Component data from apps and pages:
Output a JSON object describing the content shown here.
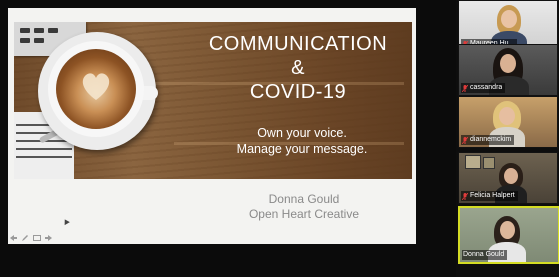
{
  "slide": {
    "title_line1": "COMMUNICATION",
    "title_line2": "&",
    "title_line3": "COVID-19",
    "tagline_line1": "Own your voice.",
    "tagline_line2": "Manage your message.",
    "presenter_name": "Donna Gould",
    "presenter_company": "Open Heart Creative"
  },
  "slide_toolbar": {
    "icons": [
      "arrow-icon",
      "pen-icon",
      "slides-icon",
      "next-icon"
    ]
  },
  "participants": [
    {
      "name": "Maureen Hu...",
      "muted": true,
      "active": false
    },
    {
      "name": "cassandra",
      "muted": true,
      "active": false
    },
    {
      "name": "diannemckim",
      "muted": true,
      "active": false
    },
    {
      "name": "Felicia Halpert",
      "muted": true,
      "active": false
    },
    {
      "name": "Donna Gould",
      "muted": false,
      "active": true
    }
  ],
  "colors": {
    "active_speaker_border": "#d4dc24",
    "muted_icon": "#e03b3b",
    "slide_background": "#f3f3f1",
    "presenter_text": "#8a8a8a"
  }
}
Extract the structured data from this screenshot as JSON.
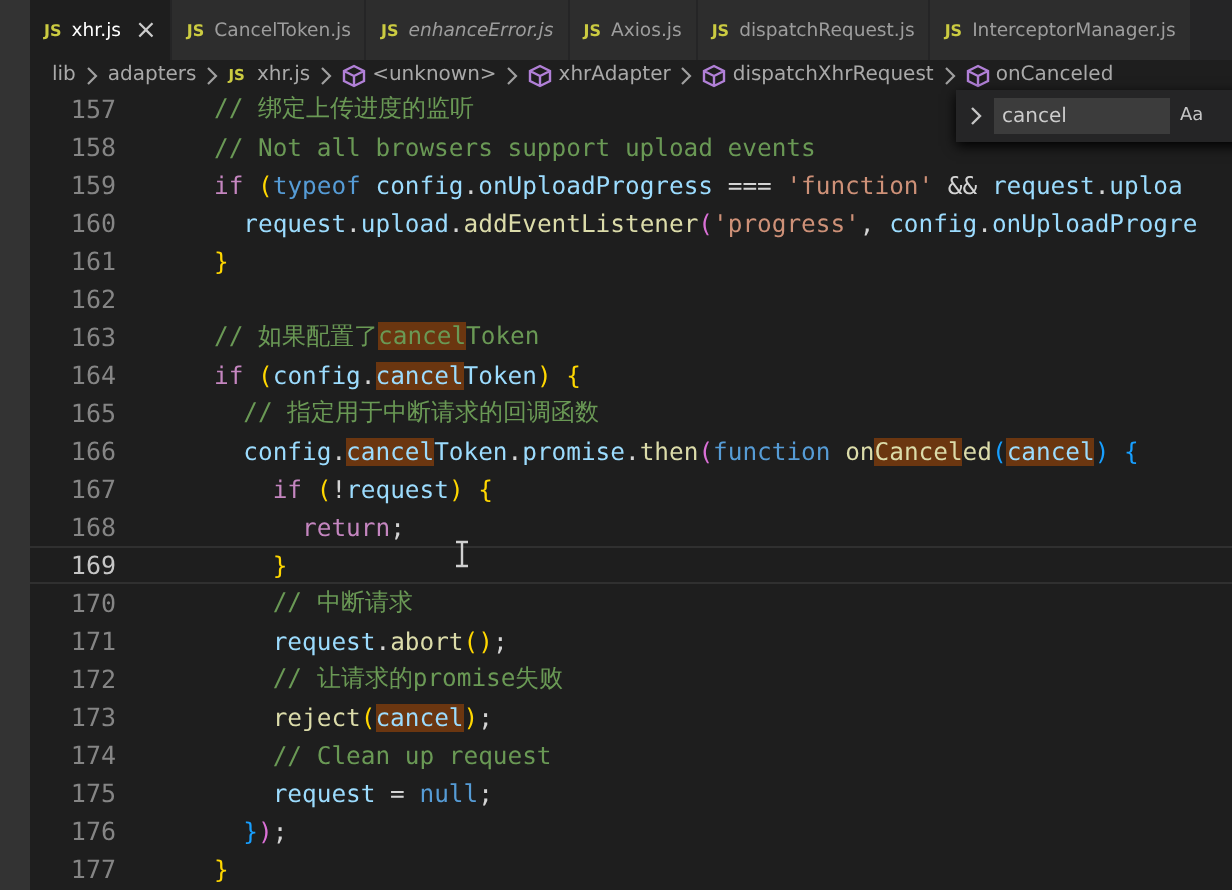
{
  "tabs": [
    {
      "icon_text": "JS",
      "label": "xhr.js",
      "selected": true,
      "preview": false,
      "close": "×"
    },
    {
      "icon_text": "JS",
      "label": "CancelToken.js",
      "selected": false,
      "preview": false
    },
    {
      "icon_text": "JS",
      "label": "enhanceError.js",
      "selected": false,
      "preview": true
    },
    {
      "icon_text": "JS",
      "label": "Axios.js",
      "selected": false,
      "preview": false
    },
    {
      "icon_text": "JS",
      "label": "dispatchRequest.js",
      "selected": false,
      "preview": false
    },
    {
      "icon_text": "JS",
      "label": "InterceptorManager.js",
      "selected": false,
      "preview": false
    }
  ],
  "breadcrumbs": [
    {
      "kind": "folder",
      "label": "lib"
    },
    {
      "kind": "folder",
      "label": "adapters"
    },
    {
      "kind": "file",
      "icon_text": "JS",
      "label": "xhr.js"
    },
    {
      "kind": "symbol",
      "label": "<unknown>"
    },
    {
      "kind": "symbol",
      "label": "xhrAdapter"
    },
    {
      "kind": "symbol",
      "label": "dispatchXhrRequest"
    },
    {
      "kind": "symbol",
      "label": "onCanceled"
    }
  ],
  "find_widget": {
    "value": "cancel",
    "case_toggle": "Aa"
  },
  "lines": [
    {
      "number": "157",
      "current": false,
      "tokens": [
        {
          "text": "// 绑定上传进度的监听",
          "kind": "comment",
          "match": false
        }
      ]
    },
    {
      "number": "158",
      "current": false,
      "tokens": [
        {
          "text": "// Not all browsers support upload events",
          "kind": "comment",
          "match": false
        }
      ]
    },
    {
      "number": "159",
      "current": false,
      "tokens": [
        {
          "text": "if ",
          "kind": "keyword",
          "match": false
        },
        {
          "text": "(",
          "kind": "bracket1",
          "match": false
        },
        {
          "text": "typeof ",
          "kind": "storage",
          "match": false
        },
        {
          "text": "config",
          "kind": "variable",
          "match": false
        },
        {
          "text": ".",
          "kind": "plain",
          "match": false
        },
        {
          "text": "onUploadProgress",
          "kind": "variable",
          "match": false
        },
        {
          "text": " === ",
          "kind": "plain",
          "match": false
        },
        {
          "text": "'function'",
          "kind": "string",
          "match": false
        },
        {
          "text": " && ",
          "kind": "plain",
          "match": false
        },
        {
          "text": "request",
          "kind": "variable",
          "match": false
        },
        {
          "text": ".",
          "kind": "plain",
          "match": false
        },
        {
          "text": "uploa",
          "kind": "variable",
          "match": false
        }
      ]
    },
    {
      "number": "160",
      "current": false,
      "tokens": [
        {
          "text": "  request",
          "kind": "variable",
          "match": false
        },
        {
          "text": ".",
          "kind": "plain",
          "match": false
        },
        {
          "text": "upload",
          "kind": "variable",
          "match": false
        },
        {
          "text": ".",
          "kind": "plain",
          "match": false
        },
        {
          "text": "addEventListener",
          "kind": "function",
          "match": false
        },
        {
          "text": "(",
          "kind": "bracket2",
          "match": false
        },
        {
          "text": "'progress'",
          "kind": "string",
          "match": false
        },
        {
          "text": ", ",
          "kind": "plain",
          "match": false
        },
        {
          "text": "config",
          "kind": "variable",
          "match": false
        },
        {
          "text": ".",
          "kind": "plain",
          "match": false
        },
        {
          "text": "onUploadProgre",
          "kind": "variable",
          "match": false
        }
      ]
    },
    {
      "number": "161",
      "current": false,
      "tokens": [
        {
          "text": "}",
          "kind": "bracket1",
          "match": false
        }
      ]
    },
    {
      "number": "162",
      "current": false
    },
    {
      "number": "163",
      "current": false,
      "tokens": [
        {
          "text": "// 如果配置了",
          "kind": "comment",
          "match": false
        },
        {
          "text": "cancel",
          "kind": "comment",
          "match": true
        },
        {
          "text": "Token",
          "kind": "comment",
          "match": false
        }
      ]
    },
    {
      "number": "164",
      "current": false,
      "tokens": [
        {
          "text": "if ",
          "kind": "keyword",
          "match": false
        },
        {
          "text": "(",
          "kind": "bracket1",
          "match": false
        },
        {
          "text": "config",
          "kind": "variable",
          "match": false
        },
        {
          "text": ".",
          "kind": "plain",
          "match": false
        },
        {
          "text": "cancel",
          "kind": "variable",
          "match": true
        },
        {
          "text": "Token",
          "kind": "variable",
          "match": false
        },
        {
          "text": ") {",
          "kind": "bracket1",
          "match": false
        }
      ]
    },
    {
      "number": "165",
      "current": false,
      "tokens": [
        {
          "text": "  // 指定用于中断请求的回调函数",
          "kind": "comment",
          "match": false
        }
      ]
    },
    {
      "number": "166",
      "current": false,
      "tokens": [
        {
          "text": "  config",
          "kind": "variable",
          "match": false
        },
        {
          "text": ".",
          "kind": "plain",
          "match": false
        },
        {
          "text": "cancel",
          "kind": "variable",
          "match": true
        },
        {
          "text": "Token",
          "kind": "variable",
          "match": false
        },
        {
          "text": ".",
          "kind": "plain",
          "match": false
        },
        {
          "text": "promise",
          "kind": "variable",
          "match": false
        },
        {
          "text": ".",
          "kind": "plain",
          "match": false
        },
        {
          "text": "then",
          "kind": "function",
          "match": false
        },
        {
          "text": "(",
          "kind": "bracket2",
          "match": false
        },
        {
          "text": "function ",
          "kind": "storage",
          "match": false
        },
        {
          "text": "on",
          "kind": "function",
          "match": false
        },
        {
          "text": "Cancel",
          "kind": "function",
          "match": true
        },
        {
          "text": "ed",
          "kind": "function",
          "match": false
        },
        {
          "text": "(",
          "kind": "bracket3",
          "match": false
        },
        {
          "text": "cancel",
          "kind": "variable",
          "match": true
        },
        {
          "text": ") {",
          "kind": "bracket3",
          "match": false
        }
      ]
    },
    {
      "number": "167",
      "current": false,
      "tokens": [
        {
          "text": "    if ",
          "kind": "keyword",
          "match": false
        },
        {
          "text": "(",
          "kind": "bracket1",
          "match": false
        },
        {
          "text": "!",
          "kind": "plain",
          "match": false
        },
        {
          "text": "request",
          "kind": "variable",
          "match": false
        },
        {
          "text": ") {",
          "kind": "bracket1",
          "match": false
        }
      ]
    },
    {
      "number": "168",
      "current": false,
      "tokens": [
        {
          "text": "      return",
          "kind": "keyword",
          "match": false
        },
        {
          "text": ";",
          "kind": "plain",
          "match": false
        }
      ]
    },
    {
      "number": "169",
      "current": true,
      "tokens": [
        {
          "text": "    }",
          "kind": "bracket1",
          "match": false
        }
      ]
    },
    {
      "number": "170",
      "current": false,
      "tokens": [
        {
          "text": "    // 中断请求",
          "kind": "comment",
          "match": false
        }
      ]
    },
    {
      "number": "171",
      "current": false,
      "tokens": [
        {
          "text": "    request",
          "kind": "variable",
          "match": false
        },
        {
          "text": ".",
          "kind": "plain",
          "match": false
        },
        {
          "text": "abort",
          "kind": "function",
          "match": false
        },
        {
          "text": "()",
          "kind": "bracket1",
          "match": false
        },
        {
          "text": ";",
          "kind": "plain",
          "match": false
        }
      ]
    },
    {
      "number": "172",
      "current": false,
      "tokens": [
        {
          "text": "    // 让请求的promise失败",
          "kind": "comment",
          "match": false
        }
      ]
    },
    {
      "number": "173",
      "current": false,
      "tokens": [
        {
          "text": "    reject",
          "kind": "function",
          "match": false
        },
        {
          "text": "(",
          "kind": "bracket1",
          "match": false
        },
        {
          "text": "cancel",
          "kind": "variable",
          "match": true
        },
        {
          "text": ")",
          "kind": "bracket1",
          "match": false
        },
        {
          "text": ";",
          "kind": "plain",
          "match": false
        }
      ]
    },
    {
      "number": "174",
      "current": false,
      "tokens": [
        {
          "text": "    // Clean up request",
          "kind": "comment",
          "match": false
        }
      ]
    },
    {
      "number": "175",
      "current": false,
      "tokens": [
        {
          "text": "    request",
          "kind": "variable",
          "match": false
        },
        {
          "text": " = ",
          "kind": "plain",
          "match": false
        },
        {
          "text": "null",
          "kind": "storage",
          "match": false
        },
        {
          "text": ";",
          "kind": "plain",
          "match": false
        }
      ]
    },
    {
      "number": "176",
      "current": false,
      "tokens": [
        {
          "text": "  }",
          "kind": "bracket3",
          "match": false
        },
        {
          "text": ")",
          "kind": "bracket2",
          "match": false
        },
        {
          "text": ";",
          "kind": "plain",
          "match": false
        }
      ]
    },
    {
      "number": "177",
      "current": false,
      "tokens": [
        {
          "text": "}",
          "kind": "bracket1",
          "match": false
        }
      ]
    }
  ]
}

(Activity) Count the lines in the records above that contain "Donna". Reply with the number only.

(Expected answer) 2